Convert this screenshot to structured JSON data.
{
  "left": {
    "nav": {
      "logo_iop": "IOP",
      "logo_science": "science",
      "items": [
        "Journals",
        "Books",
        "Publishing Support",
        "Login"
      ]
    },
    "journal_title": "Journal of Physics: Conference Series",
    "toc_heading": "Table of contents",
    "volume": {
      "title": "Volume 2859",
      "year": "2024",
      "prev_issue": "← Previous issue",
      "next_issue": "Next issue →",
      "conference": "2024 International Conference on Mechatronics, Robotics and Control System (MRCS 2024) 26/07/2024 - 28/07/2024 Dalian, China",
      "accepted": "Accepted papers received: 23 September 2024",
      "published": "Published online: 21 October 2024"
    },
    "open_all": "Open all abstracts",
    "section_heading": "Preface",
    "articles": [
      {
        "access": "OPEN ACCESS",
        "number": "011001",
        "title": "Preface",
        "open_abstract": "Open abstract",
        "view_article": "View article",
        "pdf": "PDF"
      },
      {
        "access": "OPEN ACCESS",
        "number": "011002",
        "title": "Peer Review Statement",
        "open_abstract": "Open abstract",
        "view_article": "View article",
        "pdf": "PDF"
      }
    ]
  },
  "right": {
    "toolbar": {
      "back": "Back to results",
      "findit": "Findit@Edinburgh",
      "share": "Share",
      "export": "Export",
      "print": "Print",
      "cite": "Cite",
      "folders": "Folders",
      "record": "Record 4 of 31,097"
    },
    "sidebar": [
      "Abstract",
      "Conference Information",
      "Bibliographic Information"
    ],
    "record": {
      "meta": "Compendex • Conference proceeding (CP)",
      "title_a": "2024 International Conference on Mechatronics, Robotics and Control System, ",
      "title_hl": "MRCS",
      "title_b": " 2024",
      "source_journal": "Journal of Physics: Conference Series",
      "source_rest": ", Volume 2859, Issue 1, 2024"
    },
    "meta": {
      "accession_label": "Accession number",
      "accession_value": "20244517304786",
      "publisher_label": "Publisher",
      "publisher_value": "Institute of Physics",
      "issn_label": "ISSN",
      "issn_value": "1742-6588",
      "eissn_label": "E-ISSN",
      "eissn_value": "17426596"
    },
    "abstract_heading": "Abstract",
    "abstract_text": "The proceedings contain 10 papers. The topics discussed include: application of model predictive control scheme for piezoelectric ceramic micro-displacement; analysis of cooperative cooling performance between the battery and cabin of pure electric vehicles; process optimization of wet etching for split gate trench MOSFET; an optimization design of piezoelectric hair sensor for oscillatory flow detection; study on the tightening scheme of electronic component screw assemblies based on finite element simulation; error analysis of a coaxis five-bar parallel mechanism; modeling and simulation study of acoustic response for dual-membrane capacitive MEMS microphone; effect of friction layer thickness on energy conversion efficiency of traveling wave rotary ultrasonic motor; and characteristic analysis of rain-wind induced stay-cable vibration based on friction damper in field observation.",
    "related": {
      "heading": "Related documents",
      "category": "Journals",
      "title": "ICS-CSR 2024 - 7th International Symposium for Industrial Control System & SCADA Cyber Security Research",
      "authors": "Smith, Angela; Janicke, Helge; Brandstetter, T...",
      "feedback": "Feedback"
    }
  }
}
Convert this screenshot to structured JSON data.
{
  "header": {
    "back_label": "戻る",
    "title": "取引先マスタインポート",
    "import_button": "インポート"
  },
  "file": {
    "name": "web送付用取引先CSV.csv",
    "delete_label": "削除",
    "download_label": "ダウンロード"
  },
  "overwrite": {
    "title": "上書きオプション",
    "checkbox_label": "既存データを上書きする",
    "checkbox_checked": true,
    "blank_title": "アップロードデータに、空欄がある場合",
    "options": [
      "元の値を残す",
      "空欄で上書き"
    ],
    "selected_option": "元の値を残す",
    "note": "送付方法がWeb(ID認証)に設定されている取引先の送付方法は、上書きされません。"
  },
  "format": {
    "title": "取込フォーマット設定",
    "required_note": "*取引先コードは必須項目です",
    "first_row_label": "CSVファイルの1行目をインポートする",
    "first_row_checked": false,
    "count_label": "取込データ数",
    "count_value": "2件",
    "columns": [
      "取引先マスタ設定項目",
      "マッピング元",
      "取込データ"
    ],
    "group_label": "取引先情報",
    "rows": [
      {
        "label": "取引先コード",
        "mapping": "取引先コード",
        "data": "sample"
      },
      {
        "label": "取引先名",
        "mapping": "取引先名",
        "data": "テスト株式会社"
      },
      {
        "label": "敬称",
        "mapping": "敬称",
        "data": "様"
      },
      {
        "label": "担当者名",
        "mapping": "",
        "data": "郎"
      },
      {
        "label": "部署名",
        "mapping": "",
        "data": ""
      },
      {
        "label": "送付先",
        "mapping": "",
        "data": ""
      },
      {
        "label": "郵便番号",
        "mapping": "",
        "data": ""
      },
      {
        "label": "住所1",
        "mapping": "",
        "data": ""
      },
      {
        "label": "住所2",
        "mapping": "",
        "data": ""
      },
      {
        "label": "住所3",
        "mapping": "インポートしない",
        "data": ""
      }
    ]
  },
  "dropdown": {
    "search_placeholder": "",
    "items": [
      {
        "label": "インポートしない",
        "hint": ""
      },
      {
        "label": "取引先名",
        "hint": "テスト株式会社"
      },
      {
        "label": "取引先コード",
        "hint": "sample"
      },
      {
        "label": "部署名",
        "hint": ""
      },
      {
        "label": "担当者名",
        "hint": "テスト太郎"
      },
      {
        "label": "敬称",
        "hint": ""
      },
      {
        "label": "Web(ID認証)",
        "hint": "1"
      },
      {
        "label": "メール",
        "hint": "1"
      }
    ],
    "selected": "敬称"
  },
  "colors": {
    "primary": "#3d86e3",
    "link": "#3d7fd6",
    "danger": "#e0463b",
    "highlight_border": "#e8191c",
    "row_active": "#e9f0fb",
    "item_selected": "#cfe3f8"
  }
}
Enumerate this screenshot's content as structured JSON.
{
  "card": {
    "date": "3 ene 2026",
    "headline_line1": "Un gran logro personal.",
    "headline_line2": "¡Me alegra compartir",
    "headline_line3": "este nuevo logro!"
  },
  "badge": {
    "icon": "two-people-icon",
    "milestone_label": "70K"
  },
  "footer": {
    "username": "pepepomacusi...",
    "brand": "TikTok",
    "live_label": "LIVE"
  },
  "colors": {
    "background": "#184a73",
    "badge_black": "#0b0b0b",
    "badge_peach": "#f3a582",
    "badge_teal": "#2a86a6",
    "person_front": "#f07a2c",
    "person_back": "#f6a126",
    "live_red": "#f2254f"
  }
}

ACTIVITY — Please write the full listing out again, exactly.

PROBLEM SOLUTION —
Convert this screenshot to structured JSON data.
{
  "left": {
    "nav": {
      "logo_iop": "IOP",
      "logo_science": "science",
      "items": [
        "Journals",
        "Books",
        "Publishing Support",
        "Login"
      ]
    },
    "journal_title": "Journal of Physics: Conference Series",
    "toc_heading": "Table of contents",
    "volume": {
      "title": "Volume 2859",
      "year": "2024",
      "prev_issue": "← Previous issue",
      "next_issue": "Next issue →",
      "conference": "2024 International Conference on Mechatronics, Robotics and Control System (MRCS 2024) 26/07/2024 - 28/07/2024 Dalian, China",
      "accepted": "Accepted papers received: 23 September 2024",
      "published": "Published online: 21 October 2024"
    },
    "open_all": "Open all abstracts",
    "section_heading": "Preface",
    "articles": [
      {
        "access": "OPEN ACCESS",
        "number": "011001",
        "title": "Preface",
        "open_abstract": "Open abstract",
        "view_article": "View article",
        "pdf": "PDF"
      },
      {
        "access": "OPEN ACCESS",
        "number": "011002",
        "title": "Peer Review Statement",
        "open_abstract": "Open abstract",
        "view_article": "View article",
        "pdf": "PDF"
      }
    ]
  },
  "right": {
    "toolbar": {
      "back": "Back to results",
      "findit": "Findit@Edinburgh",
      "share": "Share",
      "export": "Export",
      "print": "Print",
      "cite": "Cite",
      "folders": "Folders",
      "record": "Record 4 of 31,097"
    },
    "sidebar": [
      "Abstract",
      "Conference Information",
      "Bibliographic Information"
    ],
    "record": {
      "meta": "Compendex • Conference proceeding (CP)",
      "title_a": "2024 International Conference on Mechatronics, Robotics and Control System, ",
      "title_hl": "MRCS",
      "title_b": " 2024",
      "source_journal": "Journal of Physics: Conference Series",
      "source_rest": ", Volume 2859, Issue 1, 2024"
    },
    "meta": {
      "accession_label": "Accession number",
      "accession_value": "20244517304786",
      "publisher_label": "Publisher",
      "publisher_value": "Institute of Physics",
      "issn_label": "ISSN",
      "issn_value": "1742-6588",
      "eissn_label": "E-ISSN",
      "eissn_value": "17426596"
    },
    "abstract_heading": "Abstract",
    "abstract_text": "The proceedings contain 10 papers. The topics discussed include: application of model predictive control scheme for piezoelectric ceramic micro-displacement; analysis of cooperative cooling performance between the battery and cabin of pure electric vehicles; process optimization of wet etching for split gate trench MOSFET; an optimization design of piezoelectric hair sensor for oscillatory flow detection; study on the tightening scheme of electronic component screw assemblies based on finite element simulation; error analysis of a coaxis five-bar parallel mechanism; modeling and simulation study of acoustic response for dual-membrane capacitive MEMS microphone; effect of friction layer thickness on energy conversion efficiency of traveling wave rotary ultrasonic motor; and characteristic analysis of rain-wind induced stay-cable vibration based on friction damper in field observation.",
    "related": {
      "heading": "Related documents",
      "category": "Journals",
      "title": "ICS-CSR 2024 - 7th International Symposium for Industrial Control System & SCADA Cyber Security Research",
      "authors": "Smith, Angela; Janicke, Helge; Brandstetter, T...",
      "feedback": "Feedback"
    }
  }
}
Convert this screenshot to structured JSON data.
{
  "header": {
    "back_label": "戻る",
    "title": "取引先マスタインポート",
    "import_button": "インポート"
  },
  "file": {
    "name": "web送付用取引先CSV.csv",
    "delete_label": "削除",
    "download_label": "ダウンロード"
  },
  "overwrite": {
    "title": "上書きオプション",
    "checkbox_label": "既存データを上書きする",
    "checkbox_checked": true,
    "blank_title": "アップロードデータに、空欄がある場合",
    "options": [
      "元の値を残す",
      "空欄で上書き"
    ],
    "selected_option": "元の値を残す",
    "note": "送付方法がWeb(ID認証)に設定されている取引先の送付方法は、上書きされません。"
  },
  "format": {
    "title": "取込フォーマット設定",
    "required_note": "*取引先コードは必須項目です",
    "first_row_label": "CSVファイルの1行目をインポートする",
    "first_row_checked": false,
    "count_label": "取込データ数",
    "count_value": "2件",
    "columns": [
      "取引先マスタ設定項目",
      "マッピング元",
      "取込データ"
    ],
    "group_label": "取引先情報",
    "rows": [
      {
        "label": "取引先コード",
        "mapping": "取引先コード",
        "data": "sample"
      },
      {
        "label": "取引先名",
        "mapping": "取引先名",
        "data": "テスト株式会社"
      },
      {
        "label": "敬称",
        "mapping": "敬称",
        "data": "様"
      },
      {
        "label": "担当者名",
        "mapping": "",
        "data": "郎"
      },
      {
        "label": "部署名",
        "mapping": "",
        "data": ""
      },
      {
        "label": "送付先",
        "mapping": "",
        "data": ""
      },
      {
        "label": "郵便番号",
        "mapping": "",
        "data": ""
      },
      {
        "label": "住所1",
        "mapping": "",
        "data": ""
      },
      {
        "label": "住所2",
        "mapping": "",
        "data": ""
      },
      {
        "label": "住所3",
        "mapping": "インポートしない",
        "data": ""
      }
    ]
  },
  "dropdown": {
    "search_placeholder": "",
    "items": [
      {
        "label": "インポートしない",
        "hint": ""
      },
      {
        "label": "取引先名",
        "hint": "テスト株式会社"
      },
      {
        "label": "取引先コード",
        "hint": "sample"
      },
      {
        "label": "部署名",
        "hint": ""
      },
      {
        "label": "担当者名",
        "hint": "テスト太郎"
      },
      {
        "label": "敬称",
        "hint": ""
      },
      {
        "label": "Web(ID認証)",
        "hint": "1"
      },
      {
        "label": "メール",
        "hint": "1"
      }
    ],
    "selected": "敬称"
  },
  "colors": {
    "primary": "#3d86e3",
    "link": "#3d7fd6",
    "danger": "#e0463b",
    "highlight_border": "#e8191c",
    "row_active": "#e9f0fb",
    "item_selected": "#cfe3f8"
  }
}
Enumerate this screenshot's content as structured JSON.
{
  "card": {
    "date": "3 ene 2026",
    "headline_line1": "Un gran logro personal.",
    "headline_line2": "¡Me alegra compartir",
    "headline_line3": "este nuevo logro!"
  },
  "badge": {
    "icon": "two-people-icon",
    "milestone_label": "70K"
  },
  "footer": {
    "username": "pepepomacusi...",
    "brand": "TikTok",
    "live_label": "LIVE"
  },
  "colors": {
    "background": "#184a73",
    "badge_black": "#0b0b0b",
    "badge_peach": "#f3a582",
    "badge_teal": "#2a86a6",
    "person_front": "#f07a2c",
    "person_back": "#f6a126",
    "live_red": "#f2254f"
  }
}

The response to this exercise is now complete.